But the main controversy of the day was Kagan's policy on military recruiting at Harvard. Kagan said military recruiters were never denied access to the Harvard campus, and that indeed "military recruiters had access to Harvard students every single day I was dean."
But ranking Republican Jeff Sessions of Alabama noted that Kagan, as dean, had adopted a policy that barred military recruiters from using the school's career services office. Harvard, for decades preceding Kagan's tenure, imposed those limits because the military's don't ask, don't tell policy violated the school's anti-discrimination policy. With the school's blessing, military recruiters used the campus veterans group to facilitate campus interviews, instead of the school's official channels.
Sessions quoted Kagan's own words back at her from her days as dean: "I abhor the military's discrimination recruitment policy. I consider it a profound wrong, a moral injustice of the first order."
Kagan tried to explain, saying, "I have repeatedly said that I believe that the don't ask, don't tell policy is unwise and unjust. I believed it then, and I believe it now. And we were trying to do two things: We were trying to make sure that military recruiters had full and complete access to our students, but we were also trying to protect our own anti-discrimination policy" and to guarantee equal treatment for the school's gay and lesbian students.
"Well you couldn't do both," said Sessions, "as it became clear as time went on."
Sessions continued, noting that Kagan was forced by the Defense Department to accept military recruiters on a totally equal basis, and that she later briefly reversed that policy after a court decision permitted other schools, not Harvard, to limit military recruiters' access.
Sessions accused Kagan of violating Harvard's agreement with the Defense Department and failing to comply with the law.

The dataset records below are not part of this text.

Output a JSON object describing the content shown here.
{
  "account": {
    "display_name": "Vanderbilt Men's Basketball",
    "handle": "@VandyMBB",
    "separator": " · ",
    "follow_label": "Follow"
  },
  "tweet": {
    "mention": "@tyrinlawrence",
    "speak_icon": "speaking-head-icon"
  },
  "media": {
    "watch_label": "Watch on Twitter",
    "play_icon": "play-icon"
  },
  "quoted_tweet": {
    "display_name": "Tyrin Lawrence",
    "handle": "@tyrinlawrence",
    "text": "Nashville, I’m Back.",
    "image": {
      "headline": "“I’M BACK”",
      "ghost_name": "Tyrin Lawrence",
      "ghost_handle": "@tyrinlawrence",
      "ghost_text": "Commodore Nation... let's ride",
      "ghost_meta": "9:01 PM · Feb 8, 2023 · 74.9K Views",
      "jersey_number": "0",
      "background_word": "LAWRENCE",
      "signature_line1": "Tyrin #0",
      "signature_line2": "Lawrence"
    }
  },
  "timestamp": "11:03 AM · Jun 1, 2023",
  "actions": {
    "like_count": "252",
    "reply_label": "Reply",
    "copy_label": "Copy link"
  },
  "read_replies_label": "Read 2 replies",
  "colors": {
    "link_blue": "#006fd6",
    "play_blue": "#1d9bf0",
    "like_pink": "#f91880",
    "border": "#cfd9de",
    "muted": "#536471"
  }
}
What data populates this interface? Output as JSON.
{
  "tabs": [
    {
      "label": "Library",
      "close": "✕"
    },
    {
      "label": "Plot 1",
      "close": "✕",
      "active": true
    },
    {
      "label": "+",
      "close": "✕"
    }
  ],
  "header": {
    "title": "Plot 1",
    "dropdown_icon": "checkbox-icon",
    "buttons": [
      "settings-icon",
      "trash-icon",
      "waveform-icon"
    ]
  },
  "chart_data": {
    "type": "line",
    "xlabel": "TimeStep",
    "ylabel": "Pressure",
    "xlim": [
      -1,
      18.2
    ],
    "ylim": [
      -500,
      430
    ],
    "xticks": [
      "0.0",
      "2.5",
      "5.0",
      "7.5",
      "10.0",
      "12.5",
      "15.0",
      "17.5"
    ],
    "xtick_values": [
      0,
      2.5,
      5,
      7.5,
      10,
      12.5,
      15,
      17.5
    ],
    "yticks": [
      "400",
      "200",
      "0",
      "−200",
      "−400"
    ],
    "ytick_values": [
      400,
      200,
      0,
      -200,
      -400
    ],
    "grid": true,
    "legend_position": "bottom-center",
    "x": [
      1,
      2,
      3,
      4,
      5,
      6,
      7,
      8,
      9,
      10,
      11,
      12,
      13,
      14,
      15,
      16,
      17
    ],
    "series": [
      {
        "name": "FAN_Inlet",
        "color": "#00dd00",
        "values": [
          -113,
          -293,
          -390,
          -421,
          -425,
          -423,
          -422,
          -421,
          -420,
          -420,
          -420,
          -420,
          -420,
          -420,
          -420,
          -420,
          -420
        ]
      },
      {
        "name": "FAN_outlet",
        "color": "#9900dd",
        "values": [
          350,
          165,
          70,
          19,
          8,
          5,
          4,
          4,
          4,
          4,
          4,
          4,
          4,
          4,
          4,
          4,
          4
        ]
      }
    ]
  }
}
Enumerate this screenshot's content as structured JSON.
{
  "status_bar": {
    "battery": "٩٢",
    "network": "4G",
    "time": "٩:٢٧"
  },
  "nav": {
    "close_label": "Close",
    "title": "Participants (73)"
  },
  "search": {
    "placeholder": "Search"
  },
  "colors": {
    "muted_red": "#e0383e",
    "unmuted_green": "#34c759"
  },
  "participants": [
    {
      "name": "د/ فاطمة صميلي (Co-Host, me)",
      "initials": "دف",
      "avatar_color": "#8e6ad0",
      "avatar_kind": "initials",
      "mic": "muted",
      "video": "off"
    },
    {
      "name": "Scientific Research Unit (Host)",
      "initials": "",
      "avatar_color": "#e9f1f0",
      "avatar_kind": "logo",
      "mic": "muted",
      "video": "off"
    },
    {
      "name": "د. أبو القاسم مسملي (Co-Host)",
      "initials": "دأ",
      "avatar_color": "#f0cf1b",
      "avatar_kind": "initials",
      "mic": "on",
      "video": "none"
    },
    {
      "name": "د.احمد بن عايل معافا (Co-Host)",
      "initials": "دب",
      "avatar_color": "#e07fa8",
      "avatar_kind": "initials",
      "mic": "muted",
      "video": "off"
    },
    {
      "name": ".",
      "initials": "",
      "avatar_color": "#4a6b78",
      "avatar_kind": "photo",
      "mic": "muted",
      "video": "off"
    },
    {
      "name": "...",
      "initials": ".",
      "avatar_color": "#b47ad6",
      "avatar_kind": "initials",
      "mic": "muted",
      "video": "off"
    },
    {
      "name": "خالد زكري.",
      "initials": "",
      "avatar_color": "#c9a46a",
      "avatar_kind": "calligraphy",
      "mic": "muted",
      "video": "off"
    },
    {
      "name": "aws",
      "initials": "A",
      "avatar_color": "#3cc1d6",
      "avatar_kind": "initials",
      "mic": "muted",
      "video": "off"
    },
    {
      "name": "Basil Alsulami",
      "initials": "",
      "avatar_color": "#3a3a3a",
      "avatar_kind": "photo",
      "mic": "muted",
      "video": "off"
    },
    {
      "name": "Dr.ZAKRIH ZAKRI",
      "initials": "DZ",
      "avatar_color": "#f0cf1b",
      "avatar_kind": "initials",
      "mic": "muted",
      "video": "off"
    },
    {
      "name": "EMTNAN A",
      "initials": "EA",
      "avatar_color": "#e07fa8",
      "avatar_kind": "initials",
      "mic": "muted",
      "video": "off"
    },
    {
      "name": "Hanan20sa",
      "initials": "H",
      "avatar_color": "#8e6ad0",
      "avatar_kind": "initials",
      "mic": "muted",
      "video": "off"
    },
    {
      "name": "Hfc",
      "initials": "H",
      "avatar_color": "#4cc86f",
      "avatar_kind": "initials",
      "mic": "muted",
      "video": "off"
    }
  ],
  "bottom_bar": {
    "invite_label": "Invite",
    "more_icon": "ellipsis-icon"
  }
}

"We were never out of compliance with the law," replied Kagan.
"I tried to make clear in everything I did how much I honored everybody who was associated with the military on the Harvard Law School campus. All that I was trying to do was to ensure that Harvard Law School could also comply with its anti discrimination policy; a policy that was meant to protect all the students of our campus, including the gay and lesbian students who might very much want to serve in the military; who might very much want to do that most honorable kind of a service that a person can do for her country."
A disgusted Session said he was "a little taken aback by the tone of your remarks, because it is unconnected to reality." Moments later, outside the hearing room, Sessions suggested to reporters that in his view, the nominee had not told the truth. "I feel like she was not rigorously accurate," he said.
A Light Moment
Inside the hearing room, senators continued to press Kagan about a wide variety of question. Did she favor cameras in the Supreme Court? Yes. Did her notes in the Clinton White House reflect her views? Answer: no, they were talking points for others. And then there were national security questions from Sen. Lindsey Graham (R-SC), culminating with one about where Kagan was on Christmas day, the day of the attempted airline bombing. Kagan started to give a serious legal answer about the rights of a suspect in a case like that one, but Graham interrupted to put the question again, asking Kagan simply where she was on Christmas Day.
The nominee produced a huge belly laugh at that point, responding: "You know, like all Jews, I was probably at a Chinese restaurant." The hearing room erupted in laughter.